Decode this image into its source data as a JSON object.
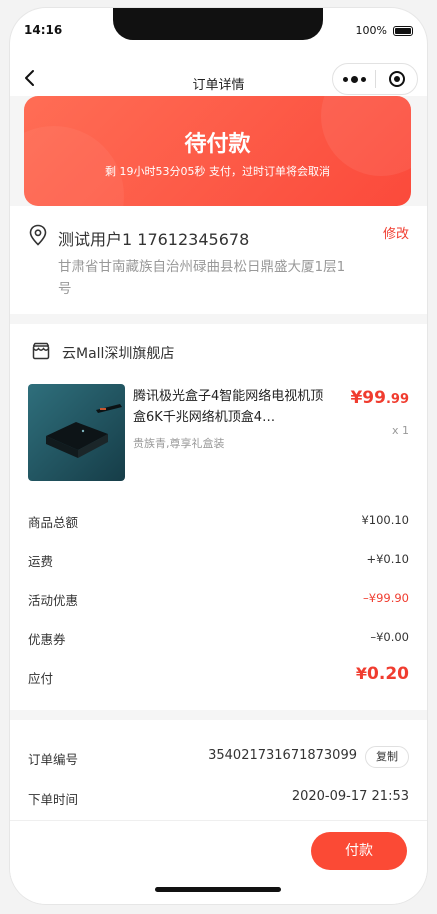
{
  "status_bar": {
    "time": "14:16",
    "battery": "100%"
  },
  "navbar": {
    "title": "订单详情"
  },
  "order_status": {
    "title": "待付款",
    "countdown": "剩 19小时53分05秒 支付，过时订单将会取消"
  },
  "address": {
    "name_phone": "测试用户1 17612345678",
    "edit_label": "修改",
    "detail": "甘肃省甘南藏族自治州碌曲县松日鼎盛大厦1层1号"
  },
  "shop": {
    "name": "云Mall深圳旗舰店"
  },
  "product": {
    "title": "腾讯极光盒子4智能网络电视机顶盒6K千兆网络机顶盒4…",
    "spec": "贵族青,尊享礼盒装",
    "price_main": "¥99",
    "price_decimal": ".99",
    "quantity": "x 1"
  },
  "summary": {
    "goods_total_label": "商品总额",
    "goods_total_value": "¥100.10",
    "shipping_label": "运费",
    "shipping_value": "+¥0.10",
    "promo_label": "活动优惠",
    "promo_value": "–¥99.90",
    "coupon_label": "优惠券",
    "coupon_value": "–¥0.00",
    "payable_label": "应付",
    "payable_yen": "¥",
    "payable_value": "0.20"
  },
  "order_info": {
    "number_label": "订单编号",
    "number_value": "354021731671873099",
    "copy_label": "复制",
    "time_label": "下单时间",
    "time_value": "2020-09-17 21:53"
  },
  "actions": {
    "pay_label": "付款"
  },
  "colors": {
    "accent": "#fb4a35",
    "price_red": "#f03c2f"
  }
}
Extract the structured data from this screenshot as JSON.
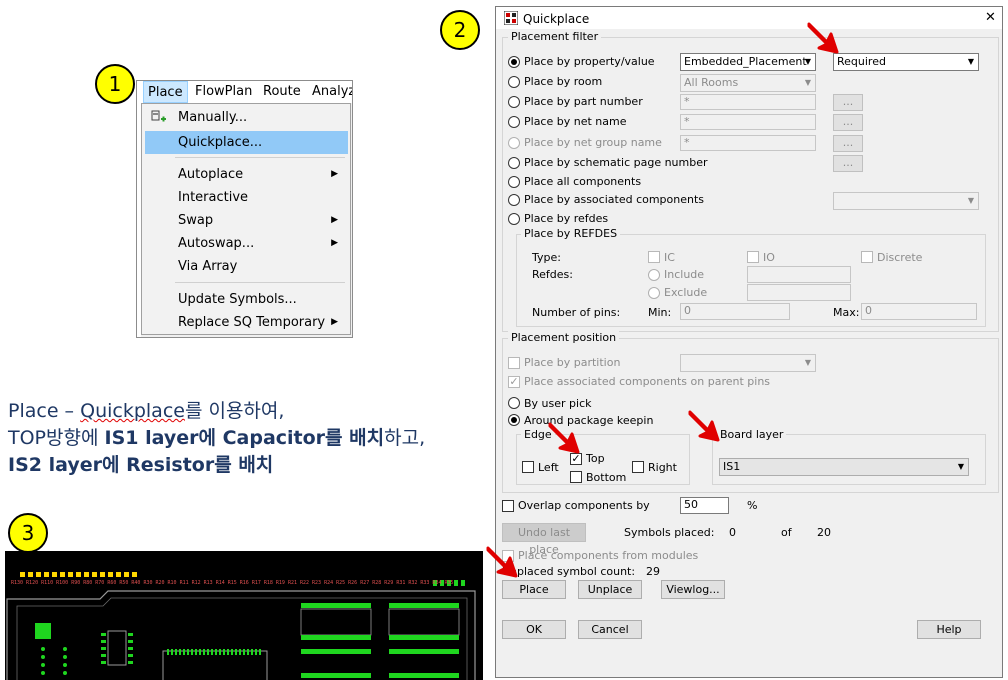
{
  "badges": [
    "1",
    "2",
    "3"
  ],
  "menu": {
    "menubar": [
      "Place",
      "FlowPlan",
      "Route",
      "Analyze"
    ],
    "items": [
      {
        "label": "Manually...",
        "arrow": false
      },
      {
        "label": "Quickplace...",
        "arrow": false
      },
      {
        "label": "Autoplace",
        "arrow": true
      },
      {
        "label": "Interactive",
        "arrow": false
      },
      {
        "label": "Swap",
        "arrow": true
      },
      {
        "label": "Autoswap...",
        "arrow": true
      },
      {
        "label": "Via Array",
        "arrow": false
      },
      {
        "label": "Update Symbols...",
        "arrow": false
      },
      {
        "label": "Replace SQ Temporary",
        "arrow": true
      }
    ],
    "arrow_glyph": "▶"
  },
  "instruction": {
    "line1_a": "Place  – ",
    "line1_b": "Quickplace",
    "line1_c": "를  이용하여,",
    "line2_a": "TOP방향에 ",
    "line2_b": "IS1 layer에 Capacitor를 배치",
    "line2_c": "하고,",
    "line3": "IS2 layer에 Resistor를  배치"
  },
  "dialog": {
    "title": "Quickplace",
    "close": "✕",
    "filter_group": "Placement filter",
    "filter_options": [
      "Place by property/value",
      "Place by room",
      "Place by part number",
      "Place by net name",
      "Place by net group name",
      "Place by schematic page number",
      "Place all components",
      "Place by associated components",
      "Place by refdes"
    ],
    "property_combo": "Embedded_Placement",
    "value_combo": "Required",
    "room_combo": "All Rooms",
    "wildcard": "*",
    "browse": "...",
    "refdes_group": "Place by REFDES",
    "type_label": "Type:",
    "type_ic": "IC",
    "type_io": "IO",
    "type_discrete": "Discrete",
    "refdes_label": "Refdes:",
    "include": "Include",
    "exclude": "Exclude",
    "pins_label": "Number of pins:",
    "min_label": "Min:",
    "min_val": "0",
    "max_label": "Max:",
    "max_val": "0",
    "position_group": "Placement position",
    "by_partition": "Place by partition",
    "assoc_parent": "Place associated components on parent pins",
    "by_user_pick": "By user pick",
    "around_keepin": "Around package keepin",
    "edge_group": "Edge",
    "edge_left": "Left",
    "edge_top": "Top",
    "edge_bottom": "Bottom",
    "edge_right": "Right",
    "board_layer_group": "Board layer",
    "board_layer": "IS1",
    "overlap": "Overlap components by",
    "overlap_val": "50",
    "percent": "%",
    "undo": "Undo last place",
    "symbols_placed": "Symbols placed:",
    "placed_val": "0",
    "of": "of",
    "total_val": "20",
    "from_modules": "Place components from modules",
    "unplaced": "Unplaced symbol count:",
    "unplaced_val": "29",
    "place": "Place",
    "unplace": "Unplace",
    "viewlog": "Viewlog...",
    "ok": "OK",
    "cancel": "Cancel",
    "help": "Help",
    "check": "✓"
  },
  "colors": {
    "badge": "#ffff00",
    "arrow": "#e00000",
    "highlight": "#91c9f7",
    "instruction_text": "#1f3864",
    "pcb_bg": "#000000",
    "pcb_pad": "#1fd61f",
    "pcb_yellow": "#ffd800",
    "pcb_outline": "#9a9a9a"
  }
}
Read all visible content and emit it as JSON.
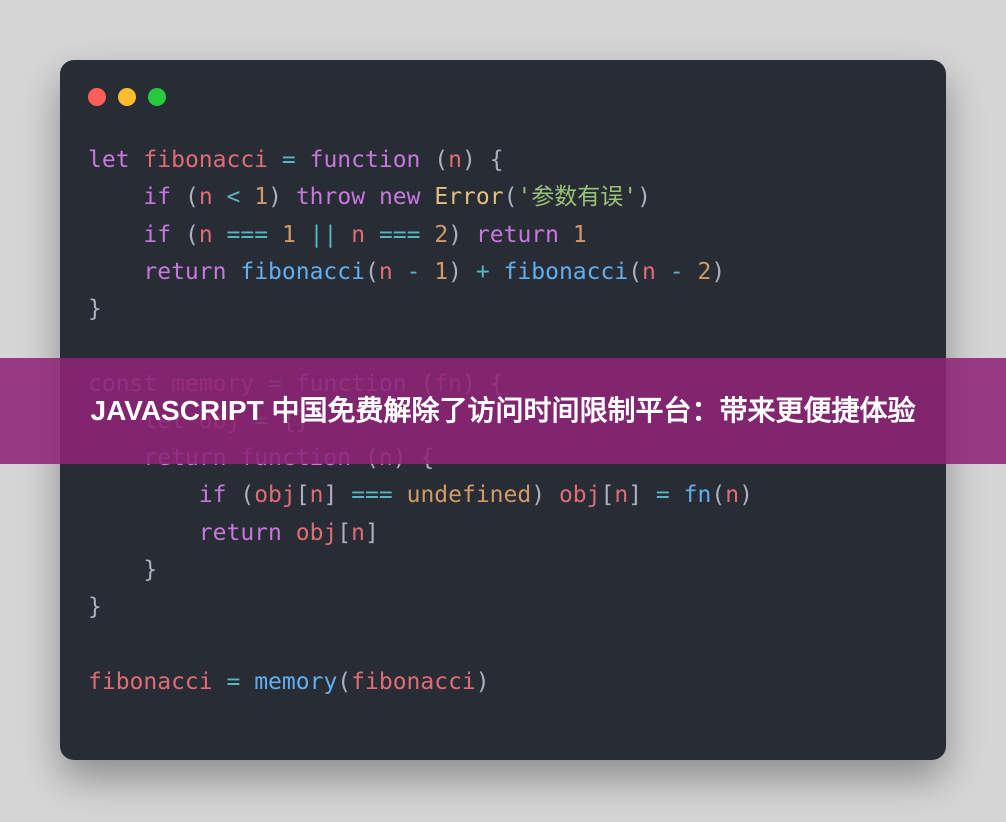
{
  "overlay": {
    "text": "JAVASCRIPT 中国免费解除了访问时间限制平台：带来更便捷体验"
  },
  "code": {
    "kw_let": "let",
    "id_fib": "fibonacci",
    "op_assign": "=",
    "kw_function": "function",
    "param_n": "n",
    "kw_if": "if",
    "op_lt": "<",
    "num_1": "1",
    "kw_throw": "throw",
    "kw_new": "new",
    "cls_error": "Error",
    "str_err": "'参数有误'",
    "op_eq3": "===",
    "op_or": "||",
    "num_2": "2",
    "kw_return": "return",
    "op_minus": "-",
    "op_plus": "+",
    "kw_const": "const",
    "id_memory": "memory",
    "param_fn": "fn",
    "id_obj": "obj",
    "empty_obj_open": "{",
    "empty_obj_close": "}",
    "id_undefined": "undefined",
    "call_fn": "fn",
    "line1_open": "(",
    "line1_close": ")",
    "brace_open": "{",
    "brace_close": "}",
    "bracket_open": "[",
    "bracket_close": "]"
  }
}
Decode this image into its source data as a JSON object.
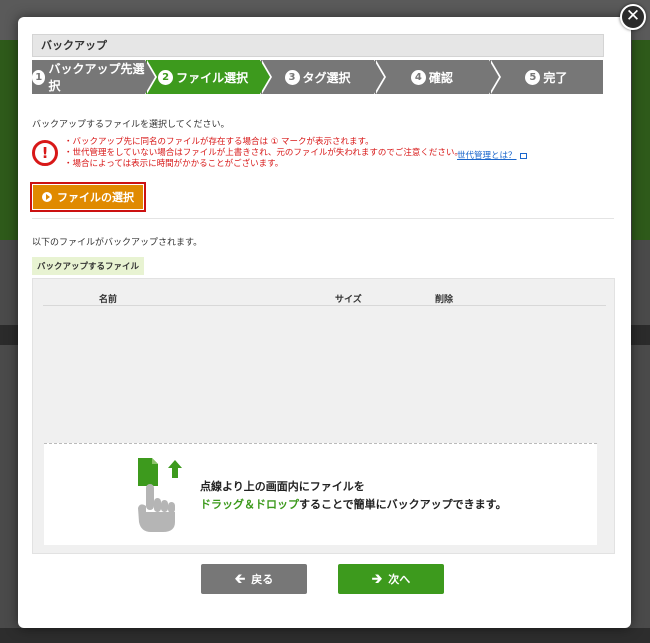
{
  "dialog": {
    "title": "バックアップ",
    "close_glyph": "✕"
  },
  "steps": [
    {
      "num": "1",
      "label": "バックアップ先選択",
      "active": false
    },
    {
      "num": "2",
      "label": "ファイル選択",
      "active": true
    },
    {
      "num": "3",
      "label": "タグ選択",
      "active": false
    },
    {
      "num": "4",
      "label": "確認",
      "active": false
    },
    {
      "num": "5",
      "label": "完了",
      "active": false
    }
  ],
  "intro_text": "バックアップするファイルを選択してください。",
  "warning": {
    "icon": "!",
    "line1": "・バックアップ先に同名のファイルが存在する場合は ① マークが表示されます。",
    "line2": "・世代管理をしていない場合はファイルが上書きされ、元のファイルが失われますのでご注意ください。",
    "line3": "・場合によっては表示に時間がかかることがございます。",
    "link": "世代管理とは？"
  },
  "select_button": "ファイルの選択",
  "below_text": "以下のファイルがバックアップされます。",
  "file_badge": "バックアップするファイル",
  "list": {
    "col_name": "名前",
    "col_size": "サイズ",
    "col_delete": "削除"
  },
  "drop": {
    "line1": "点線より上の画面内にファイルを",
    "line2_accent": "ドラッグ＆ドロップ",
    "line2_rest": "することで簡単にバックアップできます。"
  },
  "buttons": {
    "back": "戻る",
    "next": "次へ"
  },
  "colors": {
    "accent_green": "#3d9a1d",
    "step_grey": "#777777",
    "warning_red": "#d81818",
    "select_orange": "#e08a00"
  }
}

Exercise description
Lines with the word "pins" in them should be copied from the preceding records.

Written answer
    "pins_label": "Number of pins:",
    "assoc_parent": "Place associated components on parent pins",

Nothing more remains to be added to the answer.